In an interview with The Associated Press in New York, Philippe Couillard said he doesn't see much benefit if Quebec is just a "transit place" as oilsands crude makes its way to the East Coast.

TransCanada Corp.'s (TSX:TRP) proposed $12-billion pipeline would traverse 4,600 kilometres between Alberta and New Brunswick.

Energy East would make use of an existing natural gas pipeline for roughly two thirds of the way, with new pipe being built through Quebec and New Brunswick. It would ship up to 1.1 million barrels of crude a day.

TransCanada initially planned on building two marine export terminals so that landlocked oilsands crude can be shipped to lucrative new markets like Europe and India — one in Cacouna, Que., and the other in Saint John, N.B.

However, TransCanada said in April it would be scrapping the Cacouna terminal because of concerns over beluga whale habitat. As a result, the startup date has been pushed back by about two years from its original 2018 target.
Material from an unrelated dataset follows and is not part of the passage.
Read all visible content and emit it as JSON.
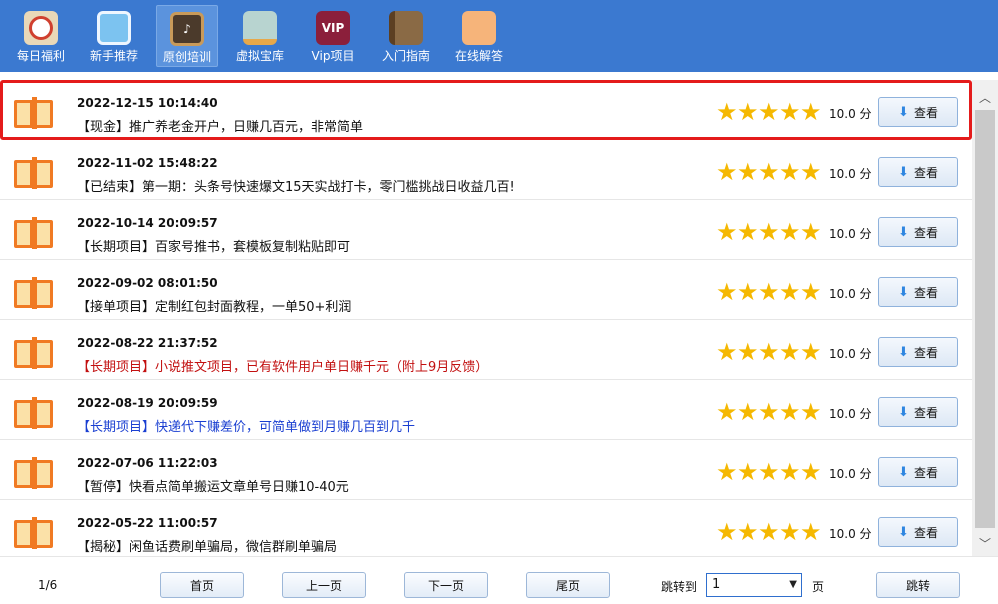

TransCanada is now weighing its options for a different Quebec site, but CEO Russ Girling has said having just the one terminal in Saint John is a possibility as well. It expects to make a decision toward the end of the year.

As the project stands now, TransCanada estimates about $4 billion, or a third of the project's total investment, will be in Quebec, said spokesman Tim Duboyce.
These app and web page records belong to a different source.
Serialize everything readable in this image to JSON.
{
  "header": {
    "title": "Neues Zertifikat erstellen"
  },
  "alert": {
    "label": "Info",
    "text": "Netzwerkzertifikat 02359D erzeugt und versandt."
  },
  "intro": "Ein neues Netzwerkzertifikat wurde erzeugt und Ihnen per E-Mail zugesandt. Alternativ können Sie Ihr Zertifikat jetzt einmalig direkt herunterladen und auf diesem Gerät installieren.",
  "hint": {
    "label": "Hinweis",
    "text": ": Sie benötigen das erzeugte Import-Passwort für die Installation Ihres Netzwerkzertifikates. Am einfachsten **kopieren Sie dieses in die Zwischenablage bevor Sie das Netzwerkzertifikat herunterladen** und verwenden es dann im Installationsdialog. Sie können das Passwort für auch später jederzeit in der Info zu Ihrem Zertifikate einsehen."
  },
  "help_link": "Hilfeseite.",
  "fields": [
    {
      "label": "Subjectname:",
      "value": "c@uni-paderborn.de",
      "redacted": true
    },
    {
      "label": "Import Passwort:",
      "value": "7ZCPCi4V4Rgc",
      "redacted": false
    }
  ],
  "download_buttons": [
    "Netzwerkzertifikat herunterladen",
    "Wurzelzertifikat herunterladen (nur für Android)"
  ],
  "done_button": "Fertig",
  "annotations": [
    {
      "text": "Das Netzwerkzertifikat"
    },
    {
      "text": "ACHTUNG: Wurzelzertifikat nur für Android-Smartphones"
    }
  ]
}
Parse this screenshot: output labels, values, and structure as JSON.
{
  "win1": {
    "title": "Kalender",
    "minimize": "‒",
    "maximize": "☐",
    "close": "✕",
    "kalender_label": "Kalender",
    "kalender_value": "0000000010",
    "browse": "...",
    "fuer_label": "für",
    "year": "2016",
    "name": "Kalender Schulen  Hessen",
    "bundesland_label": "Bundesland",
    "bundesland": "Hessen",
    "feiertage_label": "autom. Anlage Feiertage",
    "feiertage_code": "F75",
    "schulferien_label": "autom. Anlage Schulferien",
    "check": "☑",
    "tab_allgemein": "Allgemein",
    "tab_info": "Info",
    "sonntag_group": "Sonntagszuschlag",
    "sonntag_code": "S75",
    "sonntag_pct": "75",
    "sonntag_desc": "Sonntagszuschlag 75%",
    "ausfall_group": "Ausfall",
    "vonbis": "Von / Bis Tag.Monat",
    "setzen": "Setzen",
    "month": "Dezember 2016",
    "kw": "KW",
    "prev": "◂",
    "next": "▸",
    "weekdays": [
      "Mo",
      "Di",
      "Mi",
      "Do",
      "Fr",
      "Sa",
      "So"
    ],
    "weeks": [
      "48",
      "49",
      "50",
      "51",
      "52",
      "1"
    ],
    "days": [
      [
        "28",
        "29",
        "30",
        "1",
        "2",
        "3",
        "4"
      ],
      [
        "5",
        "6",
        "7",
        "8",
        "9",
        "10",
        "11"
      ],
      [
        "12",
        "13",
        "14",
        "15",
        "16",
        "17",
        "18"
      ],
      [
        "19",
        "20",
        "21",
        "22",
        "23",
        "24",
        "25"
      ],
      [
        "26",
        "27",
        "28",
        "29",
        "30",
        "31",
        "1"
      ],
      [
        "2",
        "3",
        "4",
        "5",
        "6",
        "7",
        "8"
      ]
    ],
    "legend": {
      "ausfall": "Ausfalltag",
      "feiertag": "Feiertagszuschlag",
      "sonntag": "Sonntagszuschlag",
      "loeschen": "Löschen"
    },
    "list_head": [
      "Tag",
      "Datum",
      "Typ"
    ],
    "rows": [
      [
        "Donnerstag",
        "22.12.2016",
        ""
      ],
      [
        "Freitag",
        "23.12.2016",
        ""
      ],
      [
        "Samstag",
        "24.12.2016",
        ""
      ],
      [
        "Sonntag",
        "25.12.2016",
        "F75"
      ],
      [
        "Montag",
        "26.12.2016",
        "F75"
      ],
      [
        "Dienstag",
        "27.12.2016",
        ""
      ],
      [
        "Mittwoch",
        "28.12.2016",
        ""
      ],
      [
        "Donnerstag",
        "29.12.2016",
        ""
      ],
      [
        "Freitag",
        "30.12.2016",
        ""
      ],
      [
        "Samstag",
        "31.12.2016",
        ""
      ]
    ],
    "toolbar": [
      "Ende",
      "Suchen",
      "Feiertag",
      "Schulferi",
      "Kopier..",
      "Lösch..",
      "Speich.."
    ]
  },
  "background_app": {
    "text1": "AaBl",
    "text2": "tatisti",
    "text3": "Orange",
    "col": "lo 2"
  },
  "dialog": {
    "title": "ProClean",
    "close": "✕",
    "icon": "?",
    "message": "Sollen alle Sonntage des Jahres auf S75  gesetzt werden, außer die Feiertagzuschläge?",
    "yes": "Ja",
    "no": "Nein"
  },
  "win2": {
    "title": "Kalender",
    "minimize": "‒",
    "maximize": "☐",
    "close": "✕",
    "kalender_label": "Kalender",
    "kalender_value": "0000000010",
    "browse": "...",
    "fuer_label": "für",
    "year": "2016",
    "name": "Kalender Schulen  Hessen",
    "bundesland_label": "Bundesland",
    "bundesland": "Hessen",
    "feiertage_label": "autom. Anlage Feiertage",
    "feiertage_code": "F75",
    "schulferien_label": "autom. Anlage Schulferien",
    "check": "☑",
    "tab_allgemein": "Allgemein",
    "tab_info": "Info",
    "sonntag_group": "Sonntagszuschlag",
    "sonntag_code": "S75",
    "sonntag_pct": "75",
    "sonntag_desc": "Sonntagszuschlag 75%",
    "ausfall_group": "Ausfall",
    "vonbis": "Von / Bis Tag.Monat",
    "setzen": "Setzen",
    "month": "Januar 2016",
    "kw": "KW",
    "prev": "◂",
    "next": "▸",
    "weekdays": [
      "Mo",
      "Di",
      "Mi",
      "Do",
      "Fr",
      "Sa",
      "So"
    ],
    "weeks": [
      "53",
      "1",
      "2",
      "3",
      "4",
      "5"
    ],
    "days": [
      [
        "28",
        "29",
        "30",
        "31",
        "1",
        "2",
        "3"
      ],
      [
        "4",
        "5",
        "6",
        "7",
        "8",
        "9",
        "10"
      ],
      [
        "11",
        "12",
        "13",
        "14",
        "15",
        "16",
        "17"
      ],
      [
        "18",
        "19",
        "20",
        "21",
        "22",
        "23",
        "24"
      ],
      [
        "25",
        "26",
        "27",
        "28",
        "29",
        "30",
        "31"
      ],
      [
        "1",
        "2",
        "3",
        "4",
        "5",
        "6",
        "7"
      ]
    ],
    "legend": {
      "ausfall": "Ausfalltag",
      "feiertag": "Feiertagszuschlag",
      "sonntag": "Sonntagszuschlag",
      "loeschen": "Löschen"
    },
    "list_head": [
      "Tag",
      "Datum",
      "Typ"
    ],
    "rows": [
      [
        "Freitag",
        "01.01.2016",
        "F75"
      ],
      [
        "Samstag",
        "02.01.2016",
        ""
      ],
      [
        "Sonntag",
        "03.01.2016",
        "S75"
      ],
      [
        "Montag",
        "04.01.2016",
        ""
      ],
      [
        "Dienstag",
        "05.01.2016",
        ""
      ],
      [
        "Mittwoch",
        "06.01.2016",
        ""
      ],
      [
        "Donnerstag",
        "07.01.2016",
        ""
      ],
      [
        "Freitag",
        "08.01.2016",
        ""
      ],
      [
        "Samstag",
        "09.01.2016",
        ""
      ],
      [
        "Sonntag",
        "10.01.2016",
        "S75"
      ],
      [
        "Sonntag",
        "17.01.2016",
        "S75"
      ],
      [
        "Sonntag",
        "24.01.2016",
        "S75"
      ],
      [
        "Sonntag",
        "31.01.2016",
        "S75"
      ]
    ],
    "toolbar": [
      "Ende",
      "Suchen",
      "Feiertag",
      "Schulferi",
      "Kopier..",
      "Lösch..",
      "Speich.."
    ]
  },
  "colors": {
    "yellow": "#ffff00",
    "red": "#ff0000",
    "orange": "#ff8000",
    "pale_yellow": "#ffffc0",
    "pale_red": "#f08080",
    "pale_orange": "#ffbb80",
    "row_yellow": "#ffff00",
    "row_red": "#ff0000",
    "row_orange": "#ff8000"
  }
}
"Even without a marine terminal in Quebec, the project would represent significant economic benefits in Quebec. That includes the fact the province's two oil refineries would be connected to a safe and reliable supply of western crude oil by pipeline which could help replace more than 600,000 barrels that are imported every day from other countries including the U.S., Nigeria and Venezuela," Duboyce said in an email.

"Energy East could deliver much of the oil Quebec's refineries require while increasing our energy self-sufficiency. And, the pipeline comes with the added benefit of being safer and more environmentally respectful than any other means of moving large quantities of oil over long distances, including rail."

Indeed, Couillard told the AP he has concerns about crude-by-rail.

"We've seen unfortunately and tragically in Quebec that rail transport is not necessarily the safest way to go," said Couillard, referring to the runaway oil train that exploded in Lac-Megantic, Que., killing 47 people nearly two years ago.

"I prefer a world without fossil fuel, only electric, you know," he added.

On other issues, the premier criticized Prime Minister Stephen Harper's Conservative government for not being "very proactively engaged in climate change."

Couillard said Canada should be at the forefront of the issue because it is an oil producer, and he said Quebec would have a "very active and visible" role at the Paris global summit in December where a landmark climate agreement is to be adopted.

The federal government has said it takes climate change seriously and it supports efforts to conclude a fair and effective global agreement on the issue.

The premier was in New York seeking investment for a plan to develop the vast northern part of his province.